• [EXERCISE REQUIREMENTS] Pick out each line of the records that includes the string "yandex", and copy it.

*** Opening SOURCE MATERIAL ***

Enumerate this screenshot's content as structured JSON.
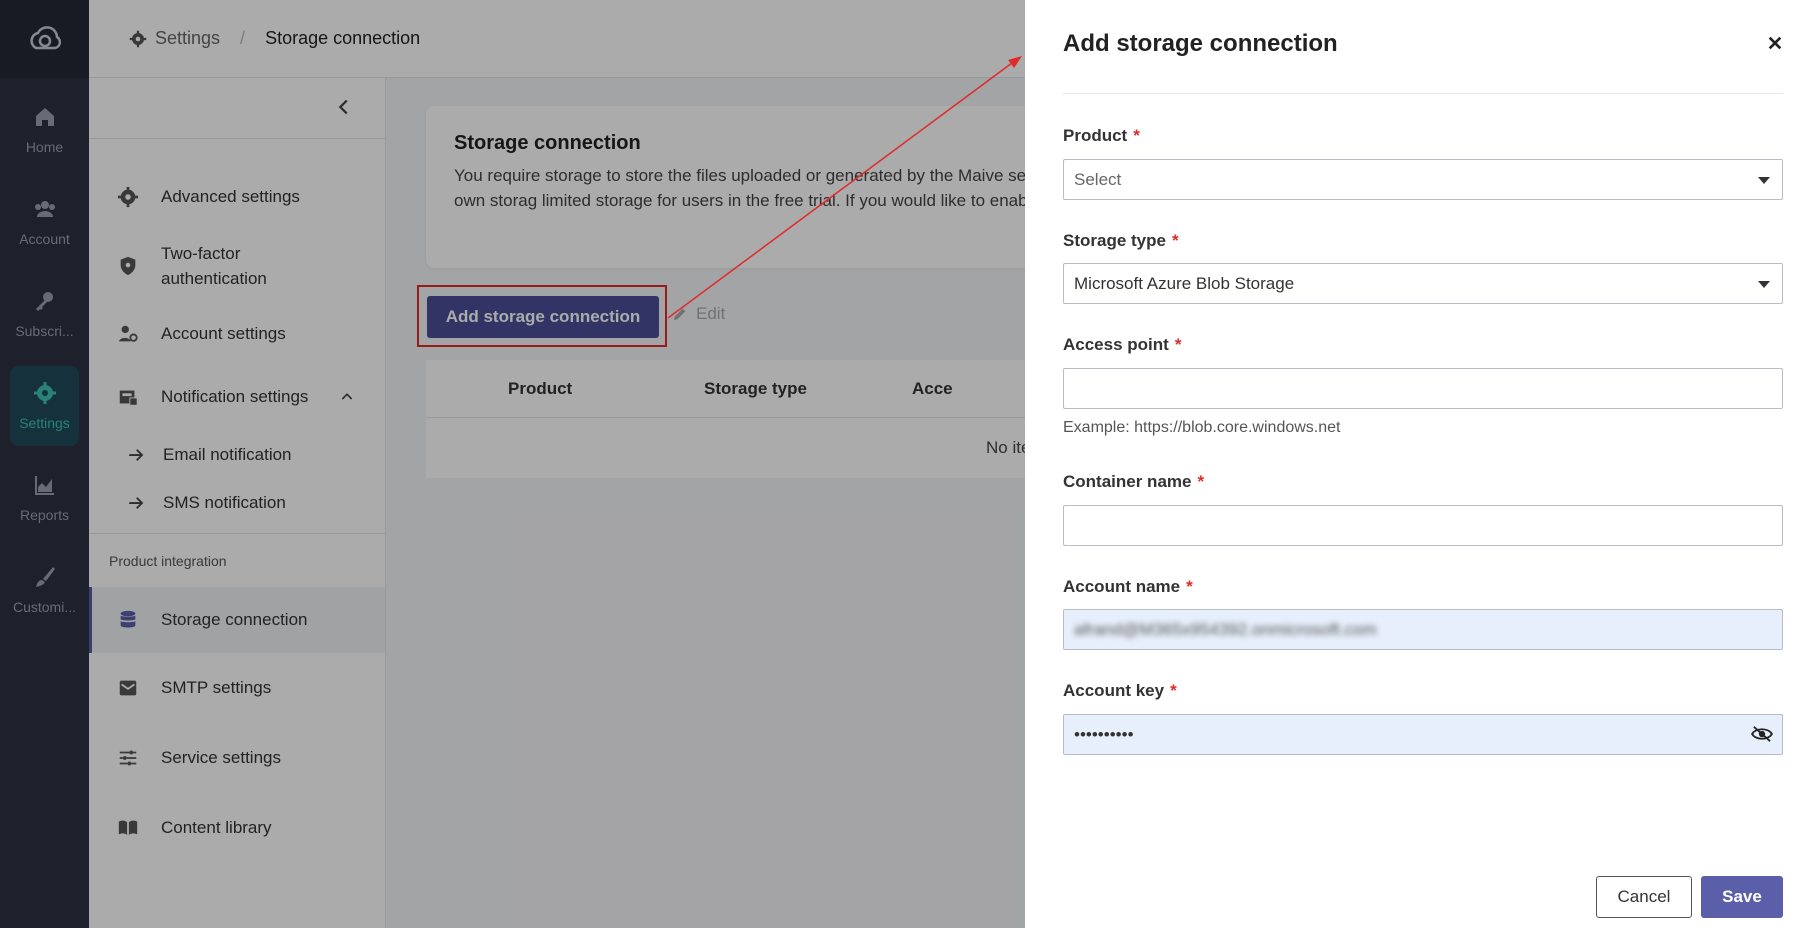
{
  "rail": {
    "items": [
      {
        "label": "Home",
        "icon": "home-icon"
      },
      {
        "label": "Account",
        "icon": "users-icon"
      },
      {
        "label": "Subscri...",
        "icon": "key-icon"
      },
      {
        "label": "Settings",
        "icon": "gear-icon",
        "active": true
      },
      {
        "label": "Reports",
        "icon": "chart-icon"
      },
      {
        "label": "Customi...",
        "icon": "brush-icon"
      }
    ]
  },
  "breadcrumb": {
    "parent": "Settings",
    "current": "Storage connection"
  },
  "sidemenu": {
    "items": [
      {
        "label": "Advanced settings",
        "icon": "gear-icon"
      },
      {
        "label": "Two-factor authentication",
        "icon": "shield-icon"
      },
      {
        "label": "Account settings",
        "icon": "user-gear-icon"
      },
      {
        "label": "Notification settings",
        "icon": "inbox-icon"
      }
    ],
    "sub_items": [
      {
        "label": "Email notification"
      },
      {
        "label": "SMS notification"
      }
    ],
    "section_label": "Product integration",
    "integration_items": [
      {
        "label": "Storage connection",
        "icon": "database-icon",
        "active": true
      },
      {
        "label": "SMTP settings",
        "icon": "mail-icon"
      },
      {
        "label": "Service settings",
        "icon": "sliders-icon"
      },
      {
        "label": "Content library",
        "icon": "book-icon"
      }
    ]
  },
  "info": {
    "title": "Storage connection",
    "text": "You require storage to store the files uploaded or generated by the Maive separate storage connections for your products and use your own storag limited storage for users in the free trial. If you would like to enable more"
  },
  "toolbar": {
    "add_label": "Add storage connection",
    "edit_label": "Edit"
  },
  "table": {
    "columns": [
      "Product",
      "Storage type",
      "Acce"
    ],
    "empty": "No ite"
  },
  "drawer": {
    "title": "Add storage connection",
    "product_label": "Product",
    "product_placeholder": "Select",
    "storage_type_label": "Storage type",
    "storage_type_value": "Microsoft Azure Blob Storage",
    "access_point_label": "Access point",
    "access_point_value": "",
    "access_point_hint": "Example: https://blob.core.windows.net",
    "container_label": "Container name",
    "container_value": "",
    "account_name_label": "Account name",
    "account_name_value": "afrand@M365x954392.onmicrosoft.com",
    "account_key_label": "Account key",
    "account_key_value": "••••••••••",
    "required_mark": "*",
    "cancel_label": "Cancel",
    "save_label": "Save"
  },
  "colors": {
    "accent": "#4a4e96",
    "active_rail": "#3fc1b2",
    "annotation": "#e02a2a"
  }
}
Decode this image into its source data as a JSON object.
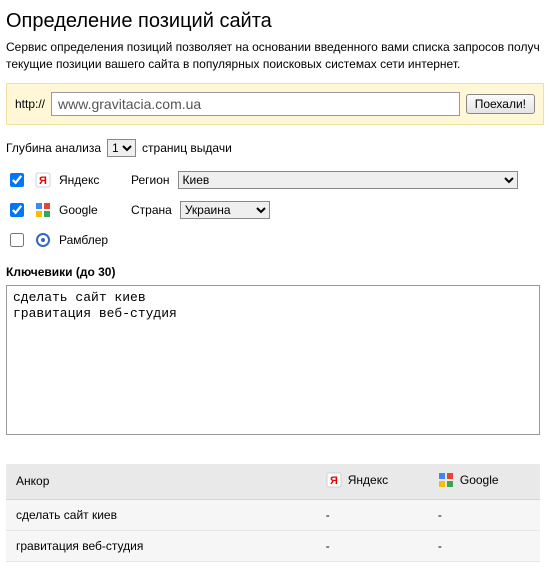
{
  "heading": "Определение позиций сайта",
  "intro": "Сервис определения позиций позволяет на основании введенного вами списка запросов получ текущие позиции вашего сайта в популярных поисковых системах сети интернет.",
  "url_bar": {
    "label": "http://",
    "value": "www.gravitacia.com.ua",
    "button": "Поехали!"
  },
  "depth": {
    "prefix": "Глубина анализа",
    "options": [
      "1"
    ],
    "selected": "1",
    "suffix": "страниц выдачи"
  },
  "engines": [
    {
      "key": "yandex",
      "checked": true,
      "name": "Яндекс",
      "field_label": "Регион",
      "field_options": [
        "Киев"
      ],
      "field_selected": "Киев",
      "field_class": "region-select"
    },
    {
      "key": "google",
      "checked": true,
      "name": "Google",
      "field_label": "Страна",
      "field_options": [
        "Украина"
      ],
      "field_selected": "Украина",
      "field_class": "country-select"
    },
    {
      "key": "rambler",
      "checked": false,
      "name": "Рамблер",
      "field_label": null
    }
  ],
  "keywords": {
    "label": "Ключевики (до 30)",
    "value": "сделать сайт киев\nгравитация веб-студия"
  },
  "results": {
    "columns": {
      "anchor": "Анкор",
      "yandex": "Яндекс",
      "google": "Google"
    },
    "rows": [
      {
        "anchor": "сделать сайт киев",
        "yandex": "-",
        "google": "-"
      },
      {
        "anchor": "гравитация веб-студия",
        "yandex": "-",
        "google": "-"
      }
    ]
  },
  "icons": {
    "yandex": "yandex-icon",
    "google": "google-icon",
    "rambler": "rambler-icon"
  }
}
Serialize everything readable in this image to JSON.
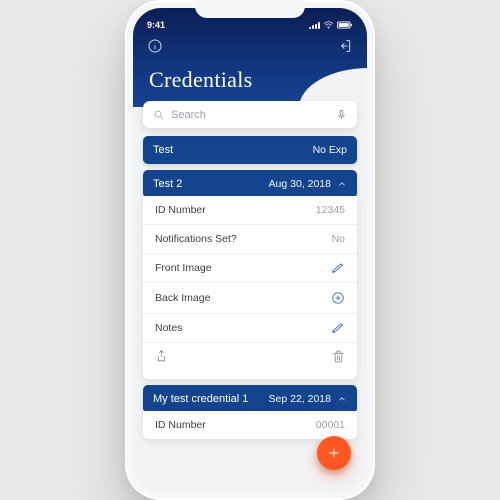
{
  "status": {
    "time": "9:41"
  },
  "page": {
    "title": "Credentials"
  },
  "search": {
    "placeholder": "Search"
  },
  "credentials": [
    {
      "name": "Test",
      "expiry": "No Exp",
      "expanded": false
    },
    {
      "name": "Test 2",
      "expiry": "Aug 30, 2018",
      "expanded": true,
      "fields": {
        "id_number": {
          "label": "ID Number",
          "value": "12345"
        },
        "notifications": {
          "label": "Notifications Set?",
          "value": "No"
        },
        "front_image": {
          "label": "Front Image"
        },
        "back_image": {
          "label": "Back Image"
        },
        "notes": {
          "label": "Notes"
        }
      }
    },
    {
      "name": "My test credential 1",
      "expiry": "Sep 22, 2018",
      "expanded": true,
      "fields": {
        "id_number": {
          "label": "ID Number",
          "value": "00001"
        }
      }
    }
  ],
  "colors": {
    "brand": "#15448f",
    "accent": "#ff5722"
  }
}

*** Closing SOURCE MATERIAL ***

• [EXERCISE SOLUTION]
      "key": "yandex",
      "yandex": "Яндекс",
        "yandex": "-",
        "yandex": "-",
    "yandex": "yandex-icon",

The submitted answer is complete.